Task material:
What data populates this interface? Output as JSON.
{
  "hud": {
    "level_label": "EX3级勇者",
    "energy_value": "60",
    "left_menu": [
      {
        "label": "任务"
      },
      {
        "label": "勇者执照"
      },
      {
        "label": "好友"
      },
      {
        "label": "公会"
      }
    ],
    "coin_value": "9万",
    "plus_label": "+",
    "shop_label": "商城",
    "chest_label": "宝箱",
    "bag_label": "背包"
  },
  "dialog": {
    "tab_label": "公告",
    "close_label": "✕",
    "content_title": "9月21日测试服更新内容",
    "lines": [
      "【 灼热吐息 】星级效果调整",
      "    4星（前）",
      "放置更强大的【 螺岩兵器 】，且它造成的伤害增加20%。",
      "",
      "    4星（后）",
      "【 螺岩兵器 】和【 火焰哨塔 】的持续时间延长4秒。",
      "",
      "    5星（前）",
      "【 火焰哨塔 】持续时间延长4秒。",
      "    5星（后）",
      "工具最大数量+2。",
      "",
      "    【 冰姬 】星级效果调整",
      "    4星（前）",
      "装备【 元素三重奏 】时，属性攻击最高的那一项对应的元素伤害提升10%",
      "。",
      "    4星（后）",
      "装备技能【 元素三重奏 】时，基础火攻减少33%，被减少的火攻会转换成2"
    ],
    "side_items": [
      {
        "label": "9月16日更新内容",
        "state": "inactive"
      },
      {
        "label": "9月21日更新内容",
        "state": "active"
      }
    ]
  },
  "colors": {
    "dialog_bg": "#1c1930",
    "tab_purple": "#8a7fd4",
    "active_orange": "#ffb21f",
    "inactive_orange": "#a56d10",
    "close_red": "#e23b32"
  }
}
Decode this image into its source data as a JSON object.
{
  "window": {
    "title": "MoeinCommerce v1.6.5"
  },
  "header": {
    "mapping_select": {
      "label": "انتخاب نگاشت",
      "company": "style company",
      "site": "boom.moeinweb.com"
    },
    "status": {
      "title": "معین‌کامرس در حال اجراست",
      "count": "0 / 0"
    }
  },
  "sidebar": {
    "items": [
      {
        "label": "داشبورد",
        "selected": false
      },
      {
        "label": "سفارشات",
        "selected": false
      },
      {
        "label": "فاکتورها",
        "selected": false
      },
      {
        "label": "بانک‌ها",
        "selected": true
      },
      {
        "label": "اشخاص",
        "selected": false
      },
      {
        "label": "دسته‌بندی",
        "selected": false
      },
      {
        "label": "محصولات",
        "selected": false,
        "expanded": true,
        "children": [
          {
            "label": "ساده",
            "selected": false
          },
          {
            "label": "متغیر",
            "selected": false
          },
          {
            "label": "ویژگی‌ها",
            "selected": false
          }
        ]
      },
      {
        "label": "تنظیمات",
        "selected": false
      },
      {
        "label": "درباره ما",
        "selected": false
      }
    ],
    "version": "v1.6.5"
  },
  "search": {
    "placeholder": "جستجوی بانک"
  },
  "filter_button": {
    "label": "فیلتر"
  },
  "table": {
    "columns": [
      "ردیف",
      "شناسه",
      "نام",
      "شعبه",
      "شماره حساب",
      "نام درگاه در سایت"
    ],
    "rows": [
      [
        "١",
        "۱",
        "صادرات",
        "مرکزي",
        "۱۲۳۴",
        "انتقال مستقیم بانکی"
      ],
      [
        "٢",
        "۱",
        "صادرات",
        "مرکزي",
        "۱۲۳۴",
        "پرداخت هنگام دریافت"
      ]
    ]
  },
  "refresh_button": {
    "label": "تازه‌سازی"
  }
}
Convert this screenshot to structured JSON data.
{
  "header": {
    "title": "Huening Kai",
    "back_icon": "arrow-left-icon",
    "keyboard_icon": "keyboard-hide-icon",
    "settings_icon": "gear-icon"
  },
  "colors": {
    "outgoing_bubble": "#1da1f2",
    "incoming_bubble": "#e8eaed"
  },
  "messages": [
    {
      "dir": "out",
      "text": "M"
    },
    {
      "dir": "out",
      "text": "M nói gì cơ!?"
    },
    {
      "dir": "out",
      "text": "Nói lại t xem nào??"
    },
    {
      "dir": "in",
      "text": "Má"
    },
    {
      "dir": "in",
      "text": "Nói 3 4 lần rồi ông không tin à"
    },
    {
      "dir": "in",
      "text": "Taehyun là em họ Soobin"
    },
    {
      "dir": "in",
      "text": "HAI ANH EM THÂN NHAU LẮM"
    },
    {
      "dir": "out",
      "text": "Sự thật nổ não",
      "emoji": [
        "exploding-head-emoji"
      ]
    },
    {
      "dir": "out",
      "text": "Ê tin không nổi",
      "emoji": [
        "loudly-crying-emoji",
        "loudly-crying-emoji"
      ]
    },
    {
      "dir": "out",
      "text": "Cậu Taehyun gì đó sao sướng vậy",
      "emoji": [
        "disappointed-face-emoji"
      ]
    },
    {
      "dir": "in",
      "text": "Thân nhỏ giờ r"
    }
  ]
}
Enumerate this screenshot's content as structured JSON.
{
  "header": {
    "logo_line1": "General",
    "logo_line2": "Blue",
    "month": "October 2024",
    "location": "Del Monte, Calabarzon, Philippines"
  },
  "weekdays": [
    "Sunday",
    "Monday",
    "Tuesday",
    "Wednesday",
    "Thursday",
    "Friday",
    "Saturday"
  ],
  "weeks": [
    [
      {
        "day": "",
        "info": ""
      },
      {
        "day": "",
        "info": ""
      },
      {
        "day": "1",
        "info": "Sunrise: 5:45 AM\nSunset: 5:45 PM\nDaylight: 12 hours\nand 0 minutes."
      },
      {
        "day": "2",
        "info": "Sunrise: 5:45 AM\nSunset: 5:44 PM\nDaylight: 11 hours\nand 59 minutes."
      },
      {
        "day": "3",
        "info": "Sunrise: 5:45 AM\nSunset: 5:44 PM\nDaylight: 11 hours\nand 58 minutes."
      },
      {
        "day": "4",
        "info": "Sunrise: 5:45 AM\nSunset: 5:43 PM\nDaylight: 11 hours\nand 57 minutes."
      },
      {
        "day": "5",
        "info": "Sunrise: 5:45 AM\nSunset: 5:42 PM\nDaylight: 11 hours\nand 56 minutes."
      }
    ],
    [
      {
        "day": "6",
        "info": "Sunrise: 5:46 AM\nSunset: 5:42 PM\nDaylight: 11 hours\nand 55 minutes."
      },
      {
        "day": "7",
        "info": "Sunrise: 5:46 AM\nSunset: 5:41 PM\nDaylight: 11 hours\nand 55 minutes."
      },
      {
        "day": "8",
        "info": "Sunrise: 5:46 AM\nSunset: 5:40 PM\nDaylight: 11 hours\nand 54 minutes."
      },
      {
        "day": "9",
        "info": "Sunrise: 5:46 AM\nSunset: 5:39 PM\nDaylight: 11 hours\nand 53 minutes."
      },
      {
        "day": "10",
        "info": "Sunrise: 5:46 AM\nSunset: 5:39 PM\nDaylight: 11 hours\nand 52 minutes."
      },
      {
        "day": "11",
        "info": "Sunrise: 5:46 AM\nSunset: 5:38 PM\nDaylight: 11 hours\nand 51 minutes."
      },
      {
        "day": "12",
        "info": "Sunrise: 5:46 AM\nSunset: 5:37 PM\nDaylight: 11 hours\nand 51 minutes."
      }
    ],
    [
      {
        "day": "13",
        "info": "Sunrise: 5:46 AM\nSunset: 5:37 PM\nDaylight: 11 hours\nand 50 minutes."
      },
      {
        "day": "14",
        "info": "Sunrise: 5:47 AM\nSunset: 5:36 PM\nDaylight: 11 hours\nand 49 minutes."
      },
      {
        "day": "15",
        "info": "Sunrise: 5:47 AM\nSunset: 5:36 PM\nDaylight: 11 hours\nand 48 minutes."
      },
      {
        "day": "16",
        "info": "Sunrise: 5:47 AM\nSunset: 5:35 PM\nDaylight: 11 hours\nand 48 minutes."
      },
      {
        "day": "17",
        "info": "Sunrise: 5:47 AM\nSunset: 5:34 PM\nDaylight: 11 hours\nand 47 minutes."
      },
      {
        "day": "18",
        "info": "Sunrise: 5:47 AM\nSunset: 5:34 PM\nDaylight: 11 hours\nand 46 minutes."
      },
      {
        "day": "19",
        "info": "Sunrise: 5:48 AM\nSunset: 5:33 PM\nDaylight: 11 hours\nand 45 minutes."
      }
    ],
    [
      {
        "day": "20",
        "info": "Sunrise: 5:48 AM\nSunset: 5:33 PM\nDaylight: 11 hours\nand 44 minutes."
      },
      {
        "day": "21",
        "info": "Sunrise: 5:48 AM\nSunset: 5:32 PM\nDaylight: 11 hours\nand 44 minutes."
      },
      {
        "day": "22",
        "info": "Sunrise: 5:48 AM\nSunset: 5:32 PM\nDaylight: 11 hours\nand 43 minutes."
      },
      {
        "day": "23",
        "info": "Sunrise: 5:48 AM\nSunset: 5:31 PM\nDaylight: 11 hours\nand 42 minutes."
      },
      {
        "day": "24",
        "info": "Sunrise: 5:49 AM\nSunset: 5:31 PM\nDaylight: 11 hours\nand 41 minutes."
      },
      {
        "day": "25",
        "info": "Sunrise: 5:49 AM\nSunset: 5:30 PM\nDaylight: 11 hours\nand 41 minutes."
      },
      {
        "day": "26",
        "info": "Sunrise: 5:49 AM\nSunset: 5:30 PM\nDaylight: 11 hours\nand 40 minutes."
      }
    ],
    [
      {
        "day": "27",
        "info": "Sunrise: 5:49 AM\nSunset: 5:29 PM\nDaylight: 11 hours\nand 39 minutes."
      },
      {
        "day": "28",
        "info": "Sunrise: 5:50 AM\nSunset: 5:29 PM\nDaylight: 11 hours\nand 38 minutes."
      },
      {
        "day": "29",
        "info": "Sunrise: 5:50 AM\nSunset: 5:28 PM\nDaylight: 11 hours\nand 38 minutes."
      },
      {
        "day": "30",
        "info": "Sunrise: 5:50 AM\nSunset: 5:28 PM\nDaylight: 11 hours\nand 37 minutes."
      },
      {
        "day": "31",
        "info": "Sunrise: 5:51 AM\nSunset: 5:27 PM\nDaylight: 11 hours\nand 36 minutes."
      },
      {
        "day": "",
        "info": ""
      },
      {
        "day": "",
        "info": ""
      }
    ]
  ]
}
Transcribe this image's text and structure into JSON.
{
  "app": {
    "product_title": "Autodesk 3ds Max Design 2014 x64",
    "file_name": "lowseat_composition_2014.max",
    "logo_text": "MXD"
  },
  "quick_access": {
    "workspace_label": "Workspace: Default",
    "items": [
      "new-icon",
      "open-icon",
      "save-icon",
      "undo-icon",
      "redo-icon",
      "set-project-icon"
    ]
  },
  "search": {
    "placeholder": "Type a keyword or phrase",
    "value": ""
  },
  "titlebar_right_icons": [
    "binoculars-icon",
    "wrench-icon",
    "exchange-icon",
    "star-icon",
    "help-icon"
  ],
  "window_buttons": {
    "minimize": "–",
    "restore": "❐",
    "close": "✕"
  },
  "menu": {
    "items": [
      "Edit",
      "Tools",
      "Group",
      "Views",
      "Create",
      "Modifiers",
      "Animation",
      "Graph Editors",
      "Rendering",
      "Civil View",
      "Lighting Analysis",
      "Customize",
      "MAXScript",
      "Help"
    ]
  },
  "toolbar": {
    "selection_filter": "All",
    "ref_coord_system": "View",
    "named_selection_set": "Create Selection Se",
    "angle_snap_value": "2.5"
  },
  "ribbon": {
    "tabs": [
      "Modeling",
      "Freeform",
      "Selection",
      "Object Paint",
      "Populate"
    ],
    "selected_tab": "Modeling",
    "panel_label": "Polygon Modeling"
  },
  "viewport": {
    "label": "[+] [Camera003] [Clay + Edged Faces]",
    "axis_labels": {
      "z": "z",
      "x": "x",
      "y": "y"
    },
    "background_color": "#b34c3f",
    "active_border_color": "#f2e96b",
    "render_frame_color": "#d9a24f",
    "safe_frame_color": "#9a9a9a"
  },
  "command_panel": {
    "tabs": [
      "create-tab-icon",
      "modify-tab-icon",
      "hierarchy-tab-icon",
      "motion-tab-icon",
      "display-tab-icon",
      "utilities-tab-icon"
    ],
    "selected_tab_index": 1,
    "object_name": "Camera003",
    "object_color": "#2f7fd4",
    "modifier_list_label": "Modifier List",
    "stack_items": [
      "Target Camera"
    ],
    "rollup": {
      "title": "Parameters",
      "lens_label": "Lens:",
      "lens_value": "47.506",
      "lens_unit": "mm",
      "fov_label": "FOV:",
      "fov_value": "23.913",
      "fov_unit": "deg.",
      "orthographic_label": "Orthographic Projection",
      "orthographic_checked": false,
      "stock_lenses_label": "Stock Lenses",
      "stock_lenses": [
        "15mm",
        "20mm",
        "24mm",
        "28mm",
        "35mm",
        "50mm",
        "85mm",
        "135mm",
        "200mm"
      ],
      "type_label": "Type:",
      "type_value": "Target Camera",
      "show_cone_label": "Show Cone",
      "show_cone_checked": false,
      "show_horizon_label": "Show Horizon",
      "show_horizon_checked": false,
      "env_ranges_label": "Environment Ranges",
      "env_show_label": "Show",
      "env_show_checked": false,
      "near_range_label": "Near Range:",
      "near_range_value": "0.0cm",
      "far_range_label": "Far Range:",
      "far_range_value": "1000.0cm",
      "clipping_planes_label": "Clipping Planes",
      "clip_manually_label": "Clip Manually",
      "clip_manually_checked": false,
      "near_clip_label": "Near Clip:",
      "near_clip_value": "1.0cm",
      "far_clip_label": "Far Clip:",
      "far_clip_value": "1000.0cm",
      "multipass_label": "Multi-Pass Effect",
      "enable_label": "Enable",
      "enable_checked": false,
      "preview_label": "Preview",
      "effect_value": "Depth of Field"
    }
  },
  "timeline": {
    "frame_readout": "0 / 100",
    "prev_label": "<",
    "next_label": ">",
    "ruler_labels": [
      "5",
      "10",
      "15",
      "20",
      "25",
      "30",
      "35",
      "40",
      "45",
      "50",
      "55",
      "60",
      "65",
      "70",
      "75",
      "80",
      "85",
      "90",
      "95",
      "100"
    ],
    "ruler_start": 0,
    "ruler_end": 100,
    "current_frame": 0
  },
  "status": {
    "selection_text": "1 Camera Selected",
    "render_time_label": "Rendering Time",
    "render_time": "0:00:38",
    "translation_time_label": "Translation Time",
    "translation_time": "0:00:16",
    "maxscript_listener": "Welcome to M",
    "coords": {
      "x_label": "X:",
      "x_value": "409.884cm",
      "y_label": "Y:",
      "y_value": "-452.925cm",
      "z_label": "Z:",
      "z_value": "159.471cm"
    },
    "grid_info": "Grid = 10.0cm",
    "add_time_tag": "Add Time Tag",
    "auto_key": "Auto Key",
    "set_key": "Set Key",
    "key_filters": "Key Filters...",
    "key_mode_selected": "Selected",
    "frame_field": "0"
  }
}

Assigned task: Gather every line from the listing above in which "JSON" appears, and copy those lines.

Expected answer:
What data populates this interface? Output as JSON.
Decode this image into its source data as a JSON object.
Convert this screenshot to structured JSON data.
Enumerate this screenshot's content as structured JSON.
Transcribe this image's text and structure into JSON.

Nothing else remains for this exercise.